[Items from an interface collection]
○ ○ ○ ○ ○
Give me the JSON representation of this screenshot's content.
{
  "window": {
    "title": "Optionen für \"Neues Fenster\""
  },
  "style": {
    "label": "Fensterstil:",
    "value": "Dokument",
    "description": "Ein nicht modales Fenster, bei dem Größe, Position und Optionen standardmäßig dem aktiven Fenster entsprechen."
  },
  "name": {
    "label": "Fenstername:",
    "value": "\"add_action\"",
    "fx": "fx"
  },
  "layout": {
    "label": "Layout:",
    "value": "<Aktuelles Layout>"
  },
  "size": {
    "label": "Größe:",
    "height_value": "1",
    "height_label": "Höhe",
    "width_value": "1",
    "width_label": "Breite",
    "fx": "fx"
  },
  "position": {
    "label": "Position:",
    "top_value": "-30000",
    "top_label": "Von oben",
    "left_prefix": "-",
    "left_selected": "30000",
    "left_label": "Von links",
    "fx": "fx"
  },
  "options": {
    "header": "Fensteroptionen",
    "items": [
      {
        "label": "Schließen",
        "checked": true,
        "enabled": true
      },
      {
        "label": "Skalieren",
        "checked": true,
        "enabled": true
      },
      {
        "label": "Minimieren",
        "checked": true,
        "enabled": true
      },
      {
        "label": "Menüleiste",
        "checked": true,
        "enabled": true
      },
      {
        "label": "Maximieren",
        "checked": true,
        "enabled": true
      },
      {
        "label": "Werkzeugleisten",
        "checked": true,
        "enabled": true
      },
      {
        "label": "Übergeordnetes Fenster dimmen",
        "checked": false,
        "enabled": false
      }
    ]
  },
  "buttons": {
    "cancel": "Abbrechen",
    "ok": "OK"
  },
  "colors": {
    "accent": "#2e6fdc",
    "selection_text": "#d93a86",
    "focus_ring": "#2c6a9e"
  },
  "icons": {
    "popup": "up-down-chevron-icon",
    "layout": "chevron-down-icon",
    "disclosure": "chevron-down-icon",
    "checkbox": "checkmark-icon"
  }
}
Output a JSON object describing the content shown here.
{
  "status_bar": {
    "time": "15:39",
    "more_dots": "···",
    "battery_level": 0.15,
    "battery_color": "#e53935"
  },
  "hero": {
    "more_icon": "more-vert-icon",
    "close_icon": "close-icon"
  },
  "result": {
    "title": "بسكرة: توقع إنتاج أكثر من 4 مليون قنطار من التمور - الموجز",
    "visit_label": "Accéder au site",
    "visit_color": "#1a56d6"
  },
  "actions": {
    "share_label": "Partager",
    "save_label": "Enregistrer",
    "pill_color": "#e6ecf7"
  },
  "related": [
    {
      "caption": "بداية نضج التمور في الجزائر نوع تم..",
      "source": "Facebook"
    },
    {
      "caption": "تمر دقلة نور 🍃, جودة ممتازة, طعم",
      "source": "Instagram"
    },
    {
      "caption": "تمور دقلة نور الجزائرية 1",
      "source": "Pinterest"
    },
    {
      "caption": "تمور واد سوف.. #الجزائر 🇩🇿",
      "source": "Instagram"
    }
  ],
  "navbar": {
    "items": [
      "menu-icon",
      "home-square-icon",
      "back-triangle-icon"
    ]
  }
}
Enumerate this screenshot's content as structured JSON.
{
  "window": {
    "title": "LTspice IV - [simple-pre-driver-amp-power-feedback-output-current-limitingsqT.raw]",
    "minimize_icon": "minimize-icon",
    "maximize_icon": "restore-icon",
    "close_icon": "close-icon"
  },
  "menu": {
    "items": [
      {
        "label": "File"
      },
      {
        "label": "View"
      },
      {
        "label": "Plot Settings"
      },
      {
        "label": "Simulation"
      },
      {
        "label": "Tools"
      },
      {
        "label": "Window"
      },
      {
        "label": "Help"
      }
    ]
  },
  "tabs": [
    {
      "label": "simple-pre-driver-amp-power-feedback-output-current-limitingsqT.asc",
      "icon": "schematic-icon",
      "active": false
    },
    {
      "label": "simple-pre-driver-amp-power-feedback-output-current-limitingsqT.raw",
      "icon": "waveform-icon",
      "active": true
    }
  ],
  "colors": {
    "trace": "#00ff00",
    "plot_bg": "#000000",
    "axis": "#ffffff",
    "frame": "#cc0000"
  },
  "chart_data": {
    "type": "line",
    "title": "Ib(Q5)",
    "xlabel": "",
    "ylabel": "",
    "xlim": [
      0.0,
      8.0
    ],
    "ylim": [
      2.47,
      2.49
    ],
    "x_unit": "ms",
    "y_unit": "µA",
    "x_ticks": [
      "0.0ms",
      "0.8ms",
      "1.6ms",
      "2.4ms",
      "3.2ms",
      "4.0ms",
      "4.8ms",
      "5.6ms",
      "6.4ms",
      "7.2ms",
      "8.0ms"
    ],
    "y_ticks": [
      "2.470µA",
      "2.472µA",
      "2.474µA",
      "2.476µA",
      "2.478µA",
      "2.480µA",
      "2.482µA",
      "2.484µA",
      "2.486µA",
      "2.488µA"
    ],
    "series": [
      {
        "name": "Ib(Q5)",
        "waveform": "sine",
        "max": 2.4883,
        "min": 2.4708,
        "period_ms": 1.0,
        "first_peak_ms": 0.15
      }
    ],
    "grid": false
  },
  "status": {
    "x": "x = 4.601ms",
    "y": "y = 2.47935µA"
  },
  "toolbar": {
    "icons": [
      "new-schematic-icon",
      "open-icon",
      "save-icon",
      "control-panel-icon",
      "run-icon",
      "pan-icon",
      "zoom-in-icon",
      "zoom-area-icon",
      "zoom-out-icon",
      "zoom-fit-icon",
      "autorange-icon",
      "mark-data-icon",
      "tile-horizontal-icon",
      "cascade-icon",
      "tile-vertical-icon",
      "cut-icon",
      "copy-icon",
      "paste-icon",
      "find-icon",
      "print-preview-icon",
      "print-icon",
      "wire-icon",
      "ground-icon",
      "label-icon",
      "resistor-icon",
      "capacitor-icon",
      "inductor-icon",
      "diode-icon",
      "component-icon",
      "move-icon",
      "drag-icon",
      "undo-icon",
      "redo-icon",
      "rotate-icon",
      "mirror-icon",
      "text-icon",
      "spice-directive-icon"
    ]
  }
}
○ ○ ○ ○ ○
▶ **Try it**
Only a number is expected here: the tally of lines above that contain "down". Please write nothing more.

▶ **Response to the exercise**
3